Data about app and page elements
───

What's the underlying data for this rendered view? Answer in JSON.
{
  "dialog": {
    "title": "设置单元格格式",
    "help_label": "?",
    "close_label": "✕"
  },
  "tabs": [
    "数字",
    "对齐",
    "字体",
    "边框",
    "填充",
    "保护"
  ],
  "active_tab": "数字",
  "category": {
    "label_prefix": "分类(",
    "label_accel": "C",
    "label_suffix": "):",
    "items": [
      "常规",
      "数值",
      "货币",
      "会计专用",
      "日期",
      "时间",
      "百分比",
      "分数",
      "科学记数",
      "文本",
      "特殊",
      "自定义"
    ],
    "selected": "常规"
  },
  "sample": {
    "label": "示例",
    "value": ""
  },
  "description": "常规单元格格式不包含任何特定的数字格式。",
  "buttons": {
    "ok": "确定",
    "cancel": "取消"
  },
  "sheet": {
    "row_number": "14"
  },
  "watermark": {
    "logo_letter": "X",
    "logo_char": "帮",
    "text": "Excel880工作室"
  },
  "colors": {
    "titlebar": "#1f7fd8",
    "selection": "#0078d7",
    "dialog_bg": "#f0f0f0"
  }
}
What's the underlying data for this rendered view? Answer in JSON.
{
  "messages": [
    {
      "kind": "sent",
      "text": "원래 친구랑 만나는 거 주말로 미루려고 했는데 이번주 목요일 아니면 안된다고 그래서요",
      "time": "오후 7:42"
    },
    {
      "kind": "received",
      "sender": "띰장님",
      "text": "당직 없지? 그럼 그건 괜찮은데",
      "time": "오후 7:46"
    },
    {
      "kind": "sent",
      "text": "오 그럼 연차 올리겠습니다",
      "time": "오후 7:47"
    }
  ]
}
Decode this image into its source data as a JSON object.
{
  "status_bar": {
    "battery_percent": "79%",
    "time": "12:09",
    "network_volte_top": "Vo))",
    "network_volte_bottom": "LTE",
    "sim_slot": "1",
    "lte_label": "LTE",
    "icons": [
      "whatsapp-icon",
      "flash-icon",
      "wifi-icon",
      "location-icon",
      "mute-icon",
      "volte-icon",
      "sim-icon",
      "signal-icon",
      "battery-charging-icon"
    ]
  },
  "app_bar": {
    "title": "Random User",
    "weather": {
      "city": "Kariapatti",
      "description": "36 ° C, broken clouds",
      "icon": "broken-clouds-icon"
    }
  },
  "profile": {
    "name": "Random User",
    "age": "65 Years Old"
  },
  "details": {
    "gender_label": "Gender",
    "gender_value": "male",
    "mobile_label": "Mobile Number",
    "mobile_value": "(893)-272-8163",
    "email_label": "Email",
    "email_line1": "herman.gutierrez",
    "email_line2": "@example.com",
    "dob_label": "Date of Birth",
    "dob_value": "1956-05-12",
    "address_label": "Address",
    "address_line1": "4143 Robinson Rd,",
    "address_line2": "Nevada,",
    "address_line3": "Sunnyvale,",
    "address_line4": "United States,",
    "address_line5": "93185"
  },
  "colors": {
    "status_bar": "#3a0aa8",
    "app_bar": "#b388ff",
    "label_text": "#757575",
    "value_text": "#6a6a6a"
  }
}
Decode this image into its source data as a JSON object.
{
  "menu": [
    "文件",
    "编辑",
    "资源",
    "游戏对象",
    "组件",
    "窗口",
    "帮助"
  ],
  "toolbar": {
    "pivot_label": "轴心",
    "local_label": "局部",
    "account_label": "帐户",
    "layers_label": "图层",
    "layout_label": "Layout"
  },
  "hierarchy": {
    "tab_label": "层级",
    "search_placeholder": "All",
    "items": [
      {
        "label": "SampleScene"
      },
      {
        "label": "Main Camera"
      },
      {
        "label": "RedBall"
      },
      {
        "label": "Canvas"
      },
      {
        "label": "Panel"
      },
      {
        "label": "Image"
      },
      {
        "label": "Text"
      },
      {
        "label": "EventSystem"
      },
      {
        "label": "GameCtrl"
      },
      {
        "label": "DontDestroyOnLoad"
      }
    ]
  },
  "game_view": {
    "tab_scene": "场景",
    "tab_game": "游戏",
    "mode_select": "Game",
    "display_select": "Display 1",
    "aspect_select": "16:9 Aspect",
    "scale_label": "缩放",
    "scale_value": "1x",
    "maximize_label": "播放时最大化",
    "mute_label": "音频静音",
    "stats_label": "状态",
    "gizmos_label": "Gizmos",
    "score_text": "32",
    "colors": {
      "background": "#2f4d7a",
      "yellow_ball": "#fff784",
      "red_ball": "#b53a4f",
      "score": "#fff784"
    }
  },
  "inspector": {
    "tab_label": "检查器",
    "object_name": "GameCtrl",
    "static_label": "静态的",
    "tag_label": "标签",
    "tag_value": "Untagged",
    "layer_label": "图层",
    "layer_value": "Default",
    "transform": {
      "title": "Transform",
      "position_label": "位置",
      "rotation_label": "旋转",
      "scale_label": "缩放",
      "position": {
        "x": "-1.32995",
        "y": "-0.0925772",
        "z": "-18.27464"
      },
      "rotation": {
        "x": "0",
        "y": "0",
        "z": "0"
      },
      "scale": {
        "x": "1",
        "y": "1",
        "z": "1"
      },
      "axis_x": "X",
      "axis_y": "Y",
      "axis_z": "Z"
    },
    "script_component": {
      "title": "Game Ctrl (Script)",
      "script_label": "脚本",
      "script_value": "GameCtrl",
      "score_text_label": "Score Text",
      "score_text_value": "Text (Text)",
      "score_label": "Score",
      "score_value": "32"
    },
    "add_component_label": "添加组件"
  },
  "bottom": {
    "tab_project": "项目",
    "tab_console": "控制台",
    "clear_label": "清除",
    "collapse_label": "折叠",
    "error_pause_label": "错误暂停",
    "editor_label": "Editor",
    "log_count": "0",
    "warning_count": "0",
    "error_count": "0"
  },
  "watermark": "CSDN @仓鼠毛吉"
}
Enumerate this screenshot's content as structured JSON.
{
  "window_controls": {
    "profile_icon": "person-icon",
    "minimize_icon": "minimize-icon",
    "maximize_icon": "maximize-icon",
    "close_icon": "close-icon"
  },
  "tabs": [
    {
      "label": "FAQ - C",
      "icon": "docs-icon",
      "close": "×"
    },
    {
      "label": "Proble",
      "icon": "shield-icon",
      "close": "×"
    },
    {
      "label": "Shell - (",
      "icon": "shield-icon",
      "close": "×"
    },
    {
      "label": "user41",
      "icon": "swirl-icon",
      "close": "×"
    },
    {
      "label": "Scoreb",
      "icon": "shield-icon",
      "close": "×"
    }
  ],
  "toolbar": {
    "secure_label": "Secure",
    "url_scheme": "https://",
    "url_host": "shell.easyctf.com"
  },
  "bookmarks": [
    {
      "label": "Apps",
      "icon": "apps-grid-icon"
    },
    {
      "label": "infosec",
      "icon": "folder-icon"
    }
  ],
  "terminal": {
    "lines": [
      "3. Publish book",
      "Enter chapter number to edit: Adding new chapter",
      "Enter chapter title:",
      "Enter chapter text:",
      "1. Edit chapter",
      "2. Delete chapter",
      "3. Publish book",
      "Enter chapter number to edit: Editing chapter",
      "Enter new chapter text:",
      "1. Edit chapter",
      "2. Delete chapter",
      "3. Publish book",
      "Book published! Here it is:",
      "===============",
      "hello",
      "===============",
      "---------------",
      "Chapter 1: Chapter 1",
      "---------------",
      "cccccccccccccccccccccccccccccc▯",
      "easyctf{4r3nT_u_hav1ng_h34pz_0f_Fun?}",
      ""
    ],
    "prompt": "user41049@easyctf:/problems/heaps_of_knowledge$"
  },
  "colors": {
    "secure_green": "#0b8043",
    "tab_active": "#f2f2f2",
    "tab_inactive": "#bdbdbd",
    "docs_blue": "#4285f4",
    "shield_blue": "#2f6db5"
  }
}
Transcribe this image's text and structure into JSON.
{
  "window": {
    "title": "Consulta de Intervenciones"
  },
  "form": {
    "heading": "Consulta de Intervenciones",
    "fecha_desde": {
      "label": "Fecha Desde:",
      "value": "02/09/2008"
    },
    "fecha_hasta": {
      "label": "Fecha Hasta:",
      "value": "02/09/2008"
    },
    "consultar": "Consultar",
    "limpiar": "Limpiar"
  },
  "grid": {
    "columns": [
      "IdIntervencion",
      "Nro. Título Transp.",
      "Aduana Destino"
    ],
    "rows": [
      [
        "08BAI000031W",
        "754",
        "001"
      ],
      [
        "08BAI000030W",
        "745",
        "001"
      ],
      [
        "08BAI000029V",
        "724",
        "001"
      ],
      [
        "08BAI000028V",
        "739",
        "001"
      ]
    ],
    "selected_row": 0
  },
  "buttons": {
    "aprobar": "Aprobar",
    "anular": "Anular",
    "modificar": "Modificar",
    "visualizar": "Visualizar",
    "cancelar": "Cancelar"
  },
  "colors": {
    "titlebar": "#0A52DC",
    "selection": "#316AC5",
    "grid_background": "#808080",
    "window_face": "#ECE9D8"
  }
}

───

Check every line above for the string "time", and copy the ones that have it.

COMPLETED TASK:
      "time": "오후 7:42"
      "time": "오후 7:46"
      "time": "오후 7:47"
    "time": "12:09",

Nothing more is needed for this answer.